    • What should I do if I feel sick?

      If you’ve been exposed to the coronavirus or think you have, and have a fever or symptoms like a cough or difficulty breathing, call a doctor. They should give you advice on whether you should be tested, how to get tested, and how to seek medical treatment without potentially infecting or exposing others.

A census without Ohio University students could knock the official population of Athens from 24,000 down to as few as 6,000 people. With an Oct. 31 deadline approaching, responses in student neighborhoods are currently running some 20 percentage points lower than in 2010, with response rates in some tracts of less than 31 percent.

Mayor Steve Patterson of Athens estimates an undercount could cost his small city up to $40 million over the next 10 years “for things like community development block grants, jobs and family services and senior services that rely on a strong census count to get a full funding.”

“We could be feeling this for the next decade,” Mr. Patterson said.

In California, where Democrats have prioritized the census, the city of Davis and its surrounding county partnered long before the pandemic with the university to maximize its response rate, which is now higher than the state average. But the exodus of students has cut sales tax revenues by 50 percent, Mr. Frerichs said.


Credit…Tommy Ly for The New York Times

Credit…Tommy Ly for The New York Times

Credit…Tommy Ly for The New York Times

Virtual graduation in May slashed hotel occupancy from 90 percent to 10 percent during the local hospitality industry’s usual peak season. Bookings have since rebounded slightly, Mr. Frerichs said, but only to about 25 percent, substantially denting hotel occupancy tax revenues.

Transit ridership has dropped so precipitously, he said, that local authorities have been using the buses to transport supplies to and from food banks. The city has begun reaching out to unions and identifying budget cuts in case the economy does not quickly bounce back.

Already, Mr. Frerichs said, the council has opted to leave three open positions for police officers vacant. “That’s three sets of eyes and ears on the street,” he said, “but this is a legitimate concern. Long term, this could be on par with the great recession for us.”

Or maybe worse than the recession, he added, because in 2008 at least the town could still gather.

Now the bike traffic is scant, the farmers market socially distanced, and the baristas working reduced hours at coffee shops ask customers to alert them when they leave so maintenance can disinfect their tables. The virus even canceled Davis’s annual town-and-gown party, Picnic Day.

“Part of me is enjoying reclaiming the community,” said Mr. Frerichs, who attended the university and has lived for 24 years in Davis. “But one of the things that makes a college town so wonderful is the vibrant young population.”

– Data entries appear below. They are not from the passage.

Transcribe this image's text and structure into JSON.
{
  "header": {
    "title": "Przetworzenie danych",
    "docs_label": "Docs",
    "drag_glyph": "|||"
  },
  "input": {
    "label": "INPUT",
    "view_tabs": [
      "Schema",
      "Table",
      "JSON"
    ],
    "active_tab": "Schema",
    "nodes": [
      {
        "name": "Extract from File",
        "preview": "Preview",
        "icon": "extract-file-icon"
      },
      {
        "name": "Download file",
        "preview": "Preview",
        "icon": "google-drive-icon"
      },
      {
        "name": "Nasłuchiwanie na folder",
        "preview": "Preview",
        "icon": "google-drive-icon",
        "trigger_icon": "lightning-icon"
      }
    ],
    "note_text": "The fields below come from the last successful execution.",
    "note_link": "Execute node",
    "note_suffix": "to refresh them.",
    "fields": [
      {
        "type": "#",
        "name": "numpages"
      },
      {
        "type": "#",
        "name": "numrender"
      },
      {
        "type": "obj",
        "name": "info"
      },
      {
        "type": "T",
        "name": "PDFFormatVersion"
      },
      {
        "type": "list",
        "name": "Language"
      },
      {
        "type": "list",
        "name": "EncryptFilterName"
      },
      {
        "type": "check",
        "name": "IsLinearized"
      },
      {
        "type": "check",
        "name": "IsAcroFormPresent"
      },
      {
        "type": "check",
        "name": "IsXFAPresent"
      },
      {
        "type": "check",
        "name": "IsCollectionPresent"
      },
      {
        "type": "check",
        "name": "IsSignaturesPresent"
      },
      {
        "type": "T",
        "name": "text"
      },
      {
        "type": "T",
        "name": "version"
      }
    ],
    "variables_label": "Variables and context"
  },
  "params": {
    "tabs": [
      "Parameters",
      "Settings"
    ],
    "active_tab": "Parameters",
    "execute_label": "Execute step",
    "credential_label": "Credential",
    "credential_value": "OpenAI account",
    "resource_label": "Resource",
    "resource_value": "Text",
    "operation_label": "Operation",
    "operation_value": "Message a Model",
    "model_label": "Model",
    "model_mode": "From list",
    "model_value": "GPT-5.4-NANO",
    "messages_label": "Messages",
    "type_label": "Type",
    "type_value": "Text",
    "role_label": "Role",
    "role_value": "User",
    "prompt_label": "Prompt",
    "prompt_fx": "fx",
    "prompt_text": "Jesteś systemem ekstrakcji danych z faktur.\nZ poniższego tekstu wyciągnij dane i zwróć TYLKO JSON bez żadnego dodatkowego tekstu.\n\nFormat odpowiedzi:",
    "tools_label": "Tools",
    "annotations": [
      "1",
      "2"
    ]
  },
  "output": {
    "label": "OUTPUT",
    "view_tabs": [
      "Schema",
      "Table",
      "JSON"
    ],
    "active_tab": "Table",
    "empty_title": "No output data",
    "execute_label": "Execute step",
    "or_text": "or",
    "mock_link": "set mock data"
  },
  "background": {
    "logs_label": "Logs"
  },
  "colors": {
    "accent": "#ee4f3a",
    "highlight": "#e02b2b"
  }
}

“They’re the lifeblood, and without them — well, the squirrels are having a field day,” he said. “But for the rest of us, it’s just so quiet.”

Mitch Smith contributed reporting from Chicago, and Lauryn Higgins from Lincoln, Neb.